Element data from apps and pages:
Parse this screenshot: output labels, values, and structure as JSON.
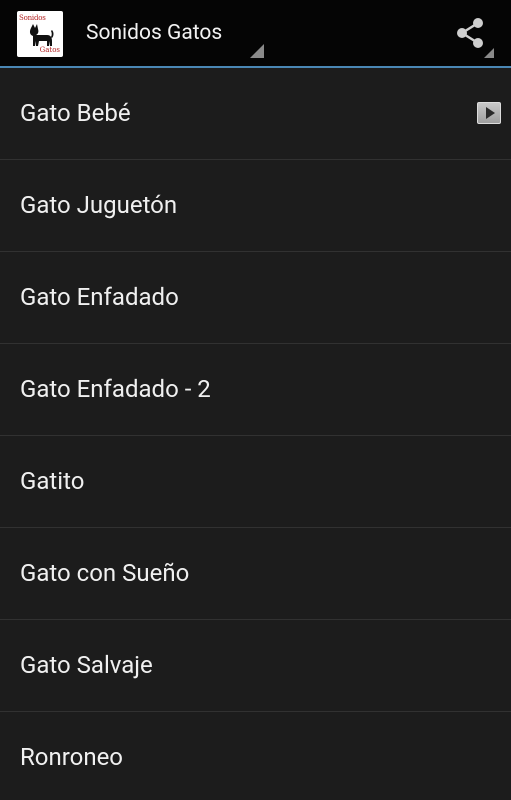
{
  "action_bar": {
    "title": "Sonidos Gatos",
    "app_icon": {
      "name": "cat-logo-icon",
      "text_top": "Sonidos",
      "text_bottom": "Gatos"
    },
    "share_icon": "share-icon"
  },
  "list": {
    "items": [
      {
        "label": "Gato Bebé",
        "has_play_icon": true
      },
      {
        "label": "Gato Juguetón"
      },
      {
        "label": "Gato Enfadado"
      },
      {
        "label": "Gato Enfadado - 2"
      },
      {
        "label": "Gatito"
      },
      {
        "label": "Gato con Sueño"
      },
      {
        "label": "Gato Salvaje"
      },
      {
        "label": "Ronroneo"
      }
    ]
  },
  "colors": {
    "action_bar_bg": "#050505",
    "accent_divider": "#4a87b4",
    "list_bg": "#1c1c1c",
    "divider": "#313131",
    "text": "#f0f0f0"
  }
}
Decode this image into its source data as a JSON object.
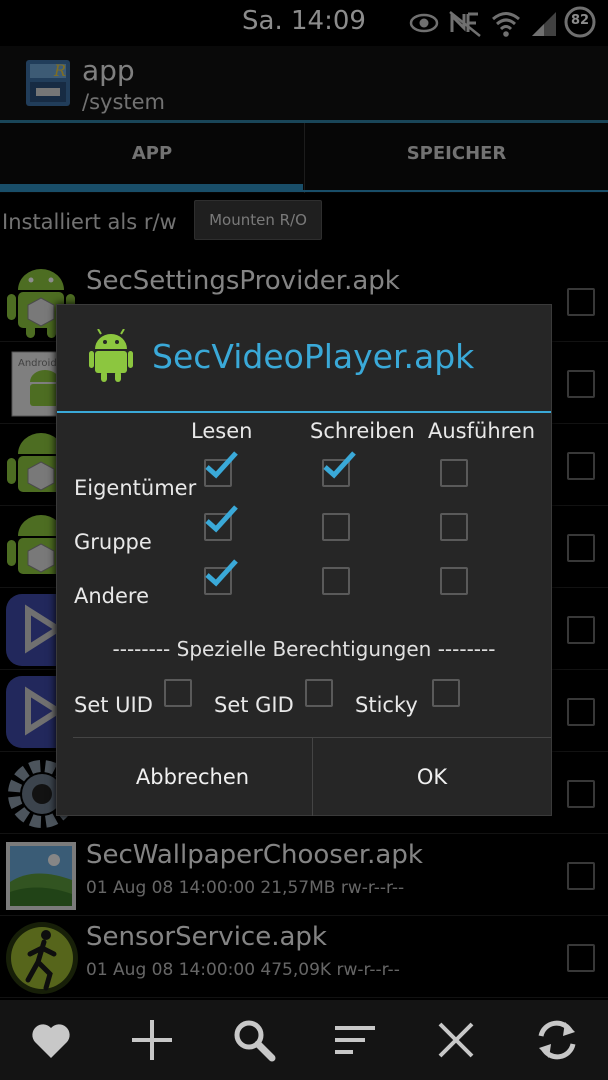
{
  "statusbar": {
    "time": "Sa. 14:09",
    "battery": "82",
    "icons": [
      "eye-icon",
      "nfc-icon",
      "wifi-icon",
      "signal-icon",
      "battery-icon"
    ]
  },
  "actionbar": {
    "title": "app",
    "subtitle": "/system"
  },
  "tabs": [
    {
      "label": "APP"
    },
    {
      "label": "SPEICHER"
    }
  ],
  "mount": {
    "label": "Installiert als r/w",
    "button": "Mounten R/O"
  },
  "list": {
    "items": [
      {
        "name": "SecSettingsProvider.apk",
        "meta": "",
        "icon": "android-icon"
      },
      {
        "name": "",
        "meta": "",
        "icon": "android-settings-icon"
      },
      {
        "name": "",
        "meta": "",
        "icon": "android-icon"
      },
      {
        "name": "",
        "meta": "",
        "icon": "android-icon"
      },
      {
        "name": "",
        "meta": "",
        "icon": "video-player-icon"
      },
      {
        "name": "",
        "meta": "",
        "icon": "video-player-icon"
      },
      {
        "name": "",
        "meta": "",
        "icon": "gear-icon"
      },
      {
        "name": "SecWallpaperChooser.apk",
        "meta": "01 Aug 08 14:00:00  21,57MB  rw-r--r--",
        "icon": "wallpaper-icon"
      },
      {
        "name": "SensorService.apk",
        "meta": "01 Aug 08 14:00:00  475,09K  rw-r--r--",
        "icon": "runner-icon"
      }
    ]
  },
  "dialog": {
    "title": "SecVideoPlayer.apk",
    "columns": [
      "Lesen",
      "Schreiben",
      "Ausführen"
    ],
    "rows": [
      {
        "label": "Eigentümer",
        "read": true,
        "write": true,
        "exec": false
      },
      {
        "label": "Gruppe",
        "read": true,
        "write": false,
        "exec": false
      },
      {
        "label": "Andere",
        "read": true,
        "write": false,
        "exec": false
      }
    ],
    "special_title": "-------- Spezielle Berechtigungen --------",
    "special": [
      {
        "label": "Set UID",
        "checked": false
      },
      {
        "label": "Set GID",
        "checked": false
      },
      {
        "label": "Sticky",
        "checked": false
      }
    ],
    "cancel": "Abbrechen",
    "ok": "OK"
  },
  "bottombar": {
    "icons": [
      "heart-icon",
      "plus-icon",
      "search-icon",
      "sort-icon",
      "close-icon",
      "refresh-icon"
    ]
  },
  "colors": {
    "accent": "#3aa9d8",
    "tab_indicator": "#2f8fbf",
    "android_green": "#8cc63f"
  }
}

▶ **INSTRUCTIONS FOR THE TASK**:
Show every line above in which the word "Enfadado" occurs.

▶ **RESPONSE TO THIS EXERCISE**:
        "label": "Gato Enfadado"
        "label": "Gato Enfadado - 2"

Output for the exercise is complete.